Nanosurfaces Modulate the Mechanism of Peri-Implant Endosseous Healing by Regulating Neovascular Morphogenesis

693 1030 DaCosta Lab

Khosravi N, Maeda A, DaCosta RS, Davies JE; Nat Comm Bio. 72(1):2399-3642

doi: 10.1038/s42003-018-0074-y

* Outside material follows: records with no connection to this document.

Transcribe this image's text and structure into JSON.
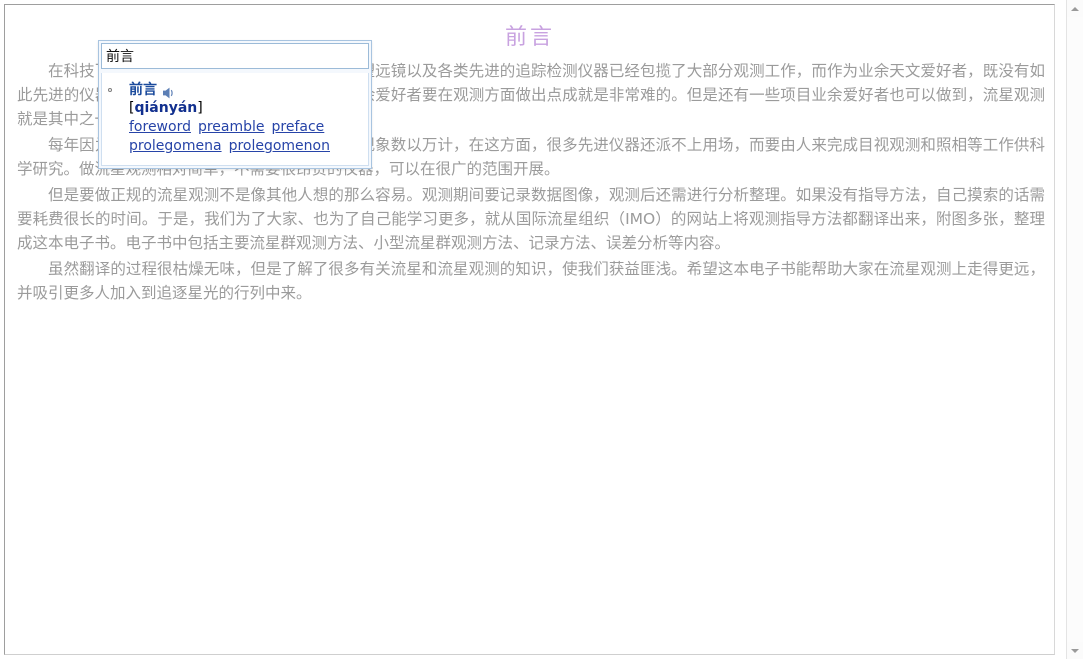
{
  "document": {
    "title": "前言",
    "title_color": "#c8a2e0",
    "text_color": "#9b9b9b",
    "paragraphs": [
      "在科技飞速发展的今天，天文观测方面，大型望远镜以及各类先进的追踪检测仪器已经包揽了大部分观测工作，而作为业余天文爱好者，既没有如此先进的仪器，也没有如此多的观测时间，因此业余爱好者要在观测方面做出点成就是非常难的。但是还有一些项目业余爱好者也可以做到，流星观测就是其中之一。",
      "每年因为流星体坠入地球大气层而产生的流星现象数以万计，在这方面，很多先进仪器还派不上用场，而要由人来完成目视观测和照相等工作供科学研究。做流星观测相对简单，不需要很昂贵的仪器，可以在很广的范围开展。",
      "但是要做正规的流星观测不是像其他人想的那么容易。观测期间要记录数据图像，观测后还需进行分析整理。如果没有指导方法，自己摸索的话需要耗费很长的时间。于是，我们为了大家、也为了自己能学习更多，就从国际流星组织（IMO）的网站上将观测指导方法都翻译出来，附图多张，整理成这本电子书。电子书中包括主要流星群观测方法、小型流星群观测方法、记录方法、误差分析等内容。",
      "虽然翻译的过程很枯燥无味，但是了解了很多有关流星和流星观测的知识，使我们获益匪浅。希望这本电子书能帮助大家在流星观测上走得更远，并吸引更多人加入到追逐星光的行列中来。"
    ]
  },
  "popup": {
    "input_value": "前言",
    "input_placeholder": "",
    "entries": [
      {
        "word": "前言",
        "pinyin_open": "[",
        "pinyin": "qiányán",
        "pinyin_close": "]",
        "speaker_icon": "speaker-icon",
        "senses": [
          "foreword",
          "preamble",
          "preface",
          "prolegomena",
          "prolegomenon"
        ]
      }
    ],
    "link_color": "#2744a8",
    "word_color": "#1a4a9c",
    "pinyin_color": "#12308f",
    "border_color": "#a8c4e0"
  },
  "scrollbar": {
    "up_arrow": "arrow-up-icon",
    "down_arrow": "arrow-down-icon",
    "position": "top"
  }
}
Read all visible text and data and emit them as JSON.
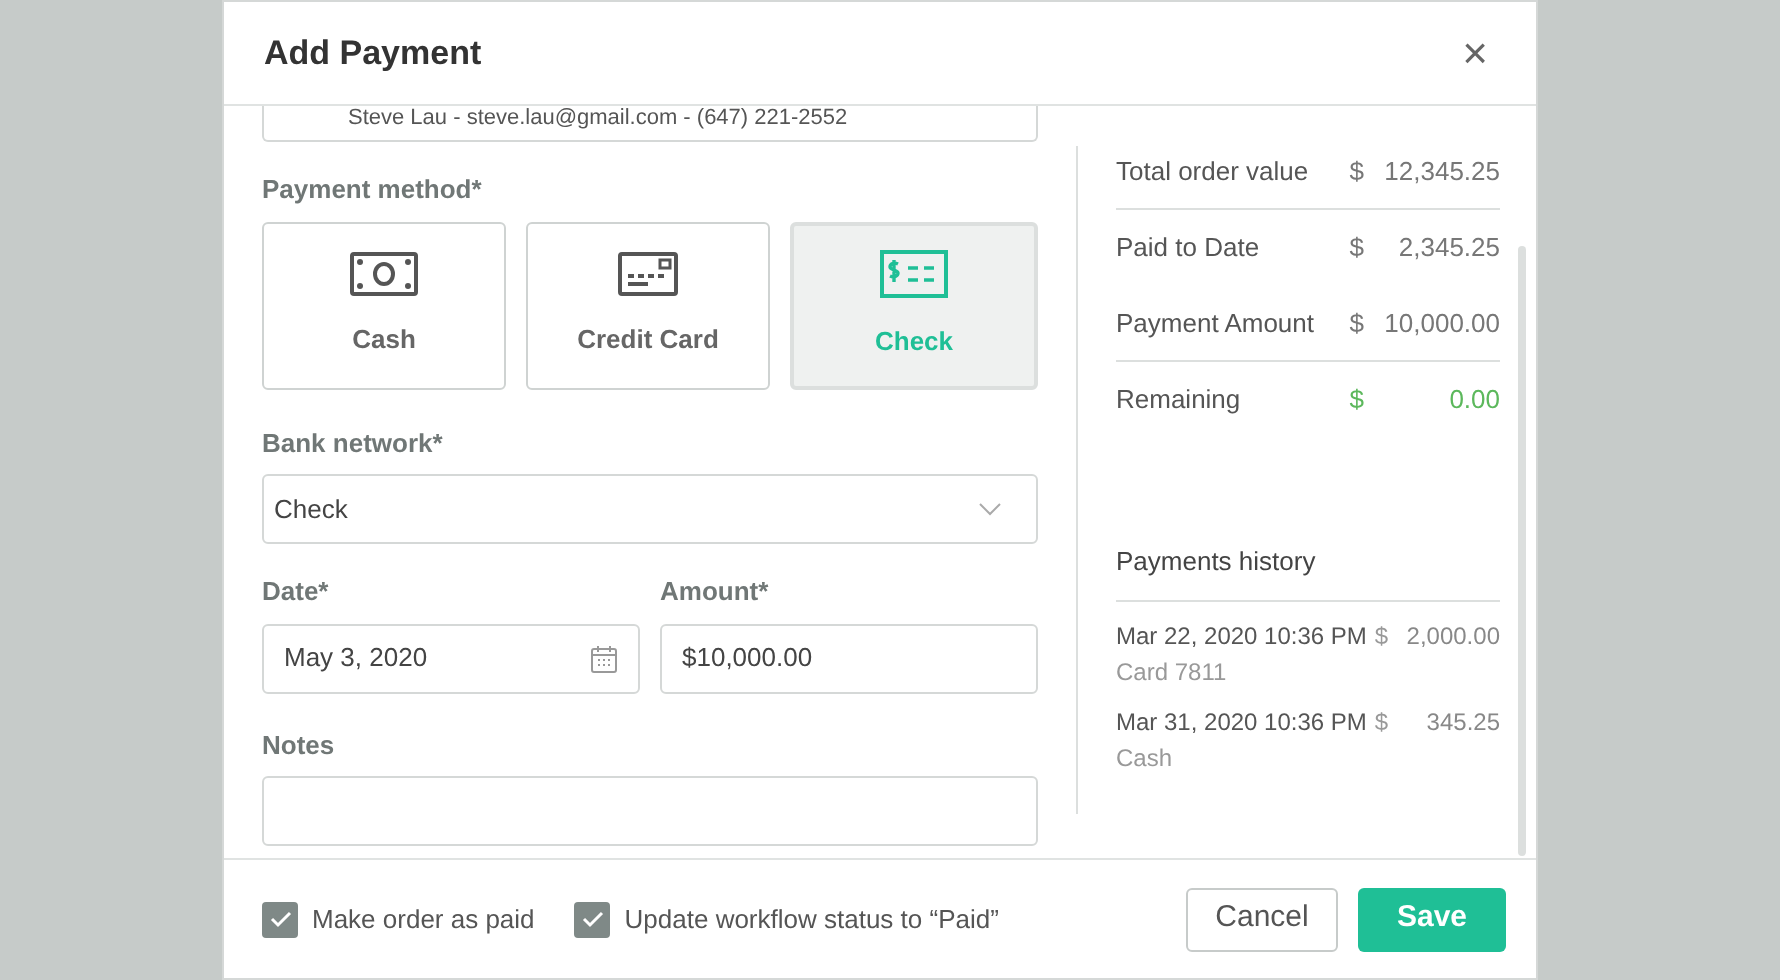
{
  "dialog": {
    "title": "Add Payment",
    "close": "×"
  },
  "contact": {
    "value": "Steve Lau - steve.lau@gmail.com - (647) 221-2552"
  },
  "payment_method": {
    "label": "Payment method*",
    "options": [
      {
        "label": "Cash",
        "kind": "cash",
        "selected": false
      },
      {
        "label": "Credit Card",
        "kind": "card",
        "selected": false
      },
      {
        "label": "Check",
        "kind": "check",
        "selected": true
      }
    ]
  },
  "bank_network": {
    "label": "Bank network*",
    "value": "Check"
  },
  "date": {
    "label": "Date*",
    "value": "May 3, 2020"
  },
  "amount": {
    "label": "Amount*",
    "value": "$10,000.00"
  },
  "notes": {
    "label": "Notes"
  },
  "summary": [
    {
      "label": "Total order value",
      "currency": "$",
      "value": "12,345.25",
      "highlight": false,
      "divider_after": true
    },
    {
      "label": "Paid to Date",
      "currency": "$",
      "value": "2,345.25",
      "highlight": false,
      "divider_after": false
    },
    {
      "label": "Payment Amount",
      "currency": "$",
      "value": "10,000.00",
      "highlight": false,
      "divider_after": true
    },
    {
      "label": "Remaining",
      "currency": "$",
      "value": "0.00",
      "highlight": true,
      "divider_after": false
    }
  ],
  "history": {
    "title": "Payments history",
    "items": [
      {
        "date": "Mar 22, 2020 10:36 PM",
        "method": "Card 7811",
        "currency": "$",
        "value": "2,000.00"
      },
      {
        "date": "Mar 31, 2020 10:36 PM",
        "method": "Cash",
        "currency": "$",
        "value": "345.25"
      }
    ]
  },
  "footer": {
    "options": [
      {
        "label": "Make order as paid",
        "checked": true
      },
      {
        "label": "Update workflow status to “Paid”",
        "checked": true
      }
    ],
    "cancel": "Cancel",
    "save": "Save"
  }
}
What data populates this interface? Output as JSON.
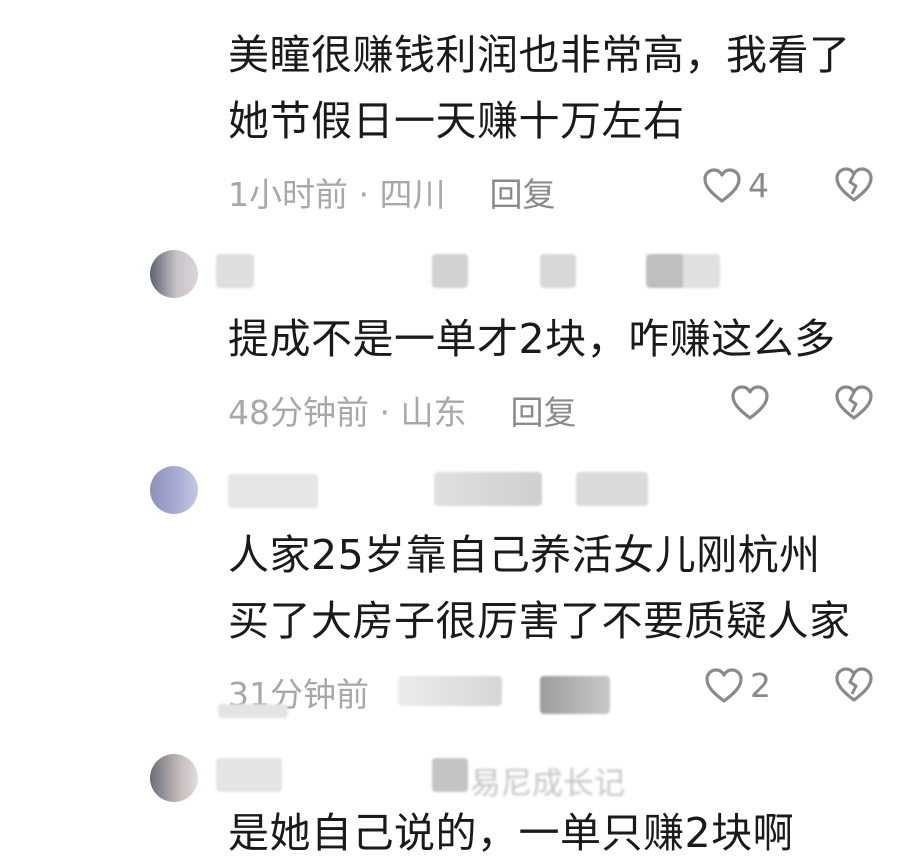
{
  "comments": [
    {
      "lines": [
        "美瞳很赚钱利润也非常高，我看了",
        "她节假日一天赚十万左右"
      ],
      "time": "1小时前 · 四川",
      "reply": "回复",
      "likes": "4"
    },
    {
      "lines": [
        "提成不是一单才2块，咋赚这么多"
      ],
      "time": "48分钟前 · 山东",
      "reply": "回复",
      "likes": ""
    },
    {
      "lines": [
        "人家25岁靠自己养活女儿刚杭州",
        "买了大房子很厉害了不要质疑人家"
      ],
      "time": "31分钟前",
      "reply": "",
      "likes": "2"
    }
  ],
  "partial_username": "易尼成长记",
  "partial_last_line": "是她自己说的，一单只赚2块啊",
  "icons": {
    "like": "heart-outline-icon",
    "dislike": "broken-heart-icon"
  },
  "colors": {
    "text": "#1a1a1a",
    "meta": "#a8a8a8",
    "icon": "#8a8a8a"
  }
}
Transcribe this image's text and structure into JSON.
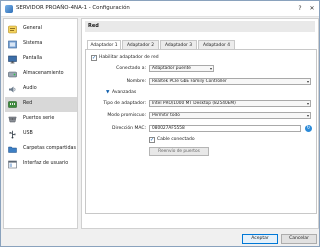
{
  "window": {
    "title": "SERVIDOR PROAÑO-4NA-1 - Configuración",
    "help_label": "?",
    "close_label": "✕"
  },
  "sidebar": {
    "items": [
      {
        "label": "General",
        "icon": "general-icon",
        "selected": false
      },
      {
        "label": "Sistema",
        "icon": "system-icon",
        "selected": false
      },
      {
        "label": "Pantalla",
        "icon": "display-icon",
        "selected": false
      },
      {
        "label": "Almacenamiento",
        "icon": "storage-icon",
        "selected": false
      },
      {
        "label": "Audio",
        "icon": "audio-icon",
        "selected": false
      },
      {
        "label": "Red",
        "icon": "network-icon",
        "selected": true
      },
      {
        "label": "Puertos serie",
        "icon": "serial-ports-icon",
        "selected": false
      },
      {
        "label": "USB",
        "icon": "usb-icon",
        "selected": false
      },
      {
        "label": "Carpetas compartidas",
        "icon": "shared-folders-icon",
        "selected": false
      },
      {
        "label": "Interfaz de usuario",
        "icon": "user-interface-icon",
        "selected": false
      }
    ]
  },
  "main": {
    "section_title": "Red",
    "tabs": [
      {
        "label": "Adaptador 1",
        "active": true
      },
      {
        "label": "Adaptador 2",
        "active": false
      },
      {
        "label": "Adaptador 3",
        "active": false
      },
      {
        "label": "Adaptador 4",
        "active": false
      }
    ],
    "adapter": {
      "enable_label": "Habilitar adaptador de red",
      "enable_checked": true,
      "attached_label": "Conectado a:",
      "attached_value": "Adaptador puente",
      "name_label": "Nombre:",
      "name_value": "Realtek PCIe GbE Family Controller",
      "advanced_label": "Avanzadas",
      "adapter_type_label": "Tipo de adaptador:",
      "adapter_type_value": "Intel PRO/1000 MT Desktop (82540EM)",
      "promiscuous_label": "Modo promiscuo:",
      "promiscuous_value": "Permitir todo",
      "mac_label": "Dirección MAC:",
      "mac_value": "080027AF5558",
      "cable_label": "Cable conectado",
      "cable_checked": true,
      "port_forwarding_label": "Reenvío de puertos"
    }
  },
  "footer": {
    "accept_label": "Aceptar",
    "cancel_label": "Cancelar"
  },
  "colors": {
    "accent": "#0078d7",
    "selected_row": "#d8d8d8"
  }
}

Nanosurfaces have improved clinical osseointegration by increasing bone/implant contact. Neovascularization is considered an essential prerequisite to osteogenesis, but no previous reports to our knowledge have examined the effect of surface topography on the spatio-temporal pattern of neovascularization during peri-implant healing. We have developed a cranial window model to study peri-implant healing intravitally over clinically relevant time scales as a function of implant topography. Quantitative intravital confocal imaging reveals that changing the topography (but not chemical composition) of an implant profoundly affects the pattern of peri-implant neovascularization. New vessels develop proximal to the implant and the vascular network matures sooner in the presence of an implant nanosurface. Accelerated angiogenesis can lead to earlier osseointegration through the delivery of osteogenic precursors to, and direct formation of bone on, the implant surface. This study highlights a critical aspect of peri-implant healing, but also informs the biological rationale for the surface design of putative endosseous implant materials.